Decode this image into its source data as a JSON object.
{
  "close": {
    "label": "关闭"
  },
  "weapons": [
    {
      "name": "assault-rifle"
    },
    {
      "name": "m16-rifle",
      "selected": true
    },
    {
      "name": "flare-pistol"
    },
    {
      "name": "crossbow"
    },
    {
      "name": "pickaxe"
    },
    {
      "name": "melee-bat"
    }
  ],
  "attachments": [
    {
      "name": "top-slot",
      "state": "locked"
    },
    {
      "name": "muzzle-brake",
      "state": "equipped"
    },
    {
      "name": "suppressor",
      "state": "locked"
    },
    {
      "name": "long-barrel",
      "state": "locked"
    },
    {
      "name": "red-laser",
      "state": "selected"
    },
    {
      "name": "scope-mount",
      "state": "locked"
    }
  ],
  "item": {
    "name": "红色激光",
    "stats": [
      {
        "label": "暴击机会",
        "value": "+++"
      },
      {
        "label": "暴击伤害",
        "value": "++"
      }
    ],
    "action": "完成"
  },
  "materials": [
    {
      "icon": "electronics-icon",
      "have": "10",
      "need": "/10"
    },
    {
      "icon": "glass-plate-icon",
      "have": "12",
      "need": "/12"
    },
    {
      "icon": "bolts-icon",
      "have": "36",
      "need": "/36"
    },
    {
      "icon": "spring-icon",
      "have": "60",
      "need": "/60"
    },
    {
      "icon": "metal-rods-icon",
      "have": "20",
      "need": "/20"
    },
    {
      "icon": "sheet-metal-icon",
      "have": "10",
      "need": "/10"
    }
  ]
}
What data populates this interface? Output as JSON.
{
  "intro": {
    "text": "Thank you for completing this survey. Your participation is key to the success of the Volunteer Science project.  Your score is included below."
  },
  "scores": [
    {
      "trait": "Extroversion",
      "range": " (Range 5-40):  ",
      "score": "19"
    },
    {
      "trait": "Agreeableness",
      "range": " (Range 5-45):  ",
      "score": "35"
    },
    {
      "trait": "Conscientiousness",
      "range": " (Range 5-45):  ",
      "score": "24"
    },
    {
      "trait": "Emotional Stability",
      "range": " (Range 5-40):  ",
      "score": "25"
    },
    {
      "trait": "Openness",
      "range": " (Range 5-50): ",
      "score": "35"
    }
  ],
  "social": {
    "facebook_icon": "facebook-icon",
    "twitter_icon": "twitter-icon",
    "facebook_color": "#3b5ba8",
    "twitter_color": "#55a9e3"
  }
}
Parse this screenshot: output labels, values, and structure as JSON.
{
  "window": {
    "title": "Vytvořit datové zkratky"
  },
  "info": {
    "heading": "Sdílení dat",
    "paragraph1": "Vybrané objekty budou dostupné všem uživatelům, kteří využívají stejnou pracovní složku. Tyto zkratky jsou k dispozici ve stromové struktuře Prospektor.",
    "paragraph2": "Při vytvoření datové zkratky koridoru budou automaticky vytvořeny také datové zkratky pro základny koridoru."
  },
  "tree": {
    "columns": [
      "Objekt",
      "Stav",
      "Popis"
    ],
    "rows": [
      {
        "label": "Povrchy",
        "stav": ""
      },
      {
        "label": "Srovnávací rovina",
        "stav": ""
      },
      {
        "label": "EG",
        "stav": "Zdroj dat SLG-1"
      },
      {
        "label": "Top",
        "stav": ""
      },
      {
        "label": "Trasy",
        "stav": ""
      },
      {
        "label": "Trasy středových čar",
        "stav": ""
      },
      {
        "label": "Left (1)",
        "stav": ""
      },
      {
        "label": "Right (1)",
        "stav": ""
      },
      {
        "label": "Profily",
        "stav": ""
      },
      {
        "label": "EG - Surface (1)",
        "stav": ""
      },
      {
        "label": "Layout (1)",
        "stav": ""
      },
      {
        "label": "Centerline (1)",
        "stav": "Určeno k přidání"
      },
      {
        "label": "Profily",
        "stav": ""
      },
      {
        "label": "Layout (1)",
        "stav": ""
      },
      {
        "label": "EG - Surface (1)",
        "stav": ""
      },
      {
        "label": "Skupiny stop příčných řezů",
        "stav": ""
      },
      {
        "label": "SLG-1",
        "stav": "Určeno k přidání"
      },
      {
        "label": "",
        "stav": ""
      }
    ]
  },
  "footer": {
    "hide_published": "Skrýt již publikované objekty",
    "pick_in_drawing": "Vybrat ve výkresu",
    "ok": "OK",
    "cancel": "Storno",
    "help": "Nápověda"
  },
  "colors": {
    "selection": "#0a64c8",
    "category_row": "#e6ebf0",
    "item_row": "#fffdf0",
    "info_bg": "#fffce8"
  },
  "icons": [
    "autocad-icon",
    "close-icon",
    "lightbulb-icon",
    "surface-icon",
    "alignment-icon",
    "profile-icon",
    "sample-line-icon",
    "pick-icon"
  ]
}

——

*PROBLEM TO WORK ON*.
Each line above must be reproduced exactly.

*ANSWER SECTION*.
Decode this image into its source data as a JSON object.
{
  "close": {
    "label": "关闭"
  },
  "weapons": [
    {
      "name": "assault-rifle"
    },
    {
      "name": "m16-rifle",
      "selected": true
    },
    {
      "name": "flare-pistol"
    },
    {
      "name": "crossbow"
    },
    {
      "name": "pickaxe"
    },
    {
      "name": "melee-bat"
    }
  ],
  "attachments": [
    {
      "name": "top-slot",
      "state": "locked"
    },
    {
      "name": "muzzle-brake",
      "state": "equipped"
    },
    {
      "name": "suppressor",
      "state": "locked"
    },
    {
      "name": "long-barrel",
      "state": "locked"
    },
    {
      "name": "red-laser",
      "state": "selected"
    },
    {
      "name": "scope-mount",
      "state": "locked"
    }
  ],
  "item": {
    "name": "红色激光",
    "stats": [
      {
        "label": "暴击机会",
        "value": "+++"
      },
      {
        "label": "暴击伤害",
        "value": "++"
      }
    ],
    "action": "完成"
  },
  "materials": [
    {
      "icon": "electronics-icon",
      "have": "10",
      "need": "/10"
    },
    {
      "icon": "glass-plate-icon",
      "have": "12",
      "need": "/12"
    },
    {
      "icon": "bolts-icon",
      "have": "36",
      "need": "/36"
    },
    {
      "icon": "spring-icon",
      "have": "60",
      "need": "/60"
    },
    {
      "icon": "metal-rods-icon",
      "have": "20",
      "need": "/20"
    },
    {
      "icon": "sheet-metal-icon",
      "have": "10",
      "need": "/10"
    }
  ]
}
What data populates this interface? Output as JSON.
{
  "intro": {
    "text": "Thank you for completing this survey. Your participation is key to the success of the Volunteer Science project.  Your score is included below."
  },
  "scores": [
    {
      "trait": "Extroversion",
      "range": " (Range 5-40):  ",
      "score": "19"
    },
    {
      "trait": "Agreeableness",
      "range": " (Range 5-45):  ",
      "score": "35"
    },
    {
      "trait": "Conscientiousness",
      "range": " (Range 5-45):  ",
      "score": "24"
    },
    {
      "trait": "Emotional Stability",
      "range": " (Range 5-40):  ",
      "score": "25"
    },
    {
      "trait": "Openness",
      "range": " (Range 5-50): ",
      "score": "35"
    }
  ],
  "social": {
    "facebook_icon": "facebook-icon",
    "twitter_icon": "twitter-icon",
    "facebook_color": "#3b5ba8",
    "twitter_color": "#55a9e3"
  }
}
Parse this screenshot: output labels, values, and structure as JSON.
{
  "window": {
    "title": "Vytvořit datové zkratky"
  },
  "info": {
    "heading": "Sdílení dat",
    "paragraph1": "Vybrané objekty budou dostupné všem uživatelům, kteří využívají stejnou pracovní složku. Tyto zkratky jsou k dispozici ve stromové struktuře Prospektor.",
    "paragraph2": "Při vytvoření datové zkratky koridoru budou automaticky vytvořeny také datové zkratky pro základny koridoru."
  },
  "tree": {
    "columns": [
      "Objekt",
      "Stav",
      "Popis"
    ],
    "rows": [
      {
        "label": "Povrchy",
        "stav": ""
      },
      {
        "label": "Srovnávací rovina",
        "stav": ""
      },
      {
        "label": "EG",
        "stav": "Zdroj dat SLG-1"
      },
      {
        "label": "Top",
        "stav": ""
      },
      {
        "label": "Trasy",
        "stav": ""
      },
      {
        "label": "Trasy středových čar",
        "stav": ""
      },
      {
        "label": "Left (1)",
        "stav": ""
      },
      {
        "label": "Right (1)",
        "stav": ""
      },
      {
        "label": "Profily",
        "stav": ""
      },
      {
        "label": "EG - Surface (1)",
        "stav": ""
      },
      {
        "label": "Layout (1)",
        "stav": ""
      },
      {
        "label": "Centerline (1)",
        "stav": "Určeno k přidání"
      },
      {
        "label": "Profily",
        "stav": ""
      },
      {
        "label": "Layout (1)",
        "stav": ""
      },
      {
        "label": "EG - Surface (1)",
        "stav": ""
      },
      {
        "label": "Skupiny stop příčných řezů",
        "stav": ""
      },
      {
        "label": "SLG-1",
        "stav": "Určeno k přidání"
      },
      {
        "label": "",
        "stav": ""
      }
    ]
  },
  "footer": {
    "hide_published": "Skrýt již publikované objekty",
    "pick_in_drawing": "Vybrat ve výkresu",
    "ok": "OK",
    "cancel": "Storno",
    "help": "Nápověda"
  },
  "colors": {
    "selection": "#0a64c8",
    "category_row": "#e6ebf0",
    "item_row": "#fffdf0",
    "info_bg": "#fffce8"
  },
  "icons": [
    "autocad-icon",
    "close-icon",
    "lightbulb-icon",
    "surface-icon",
    "alignment-icon",
    "profile-icon",
    "sample-line-icon",
    "pick-icon"
  ]
}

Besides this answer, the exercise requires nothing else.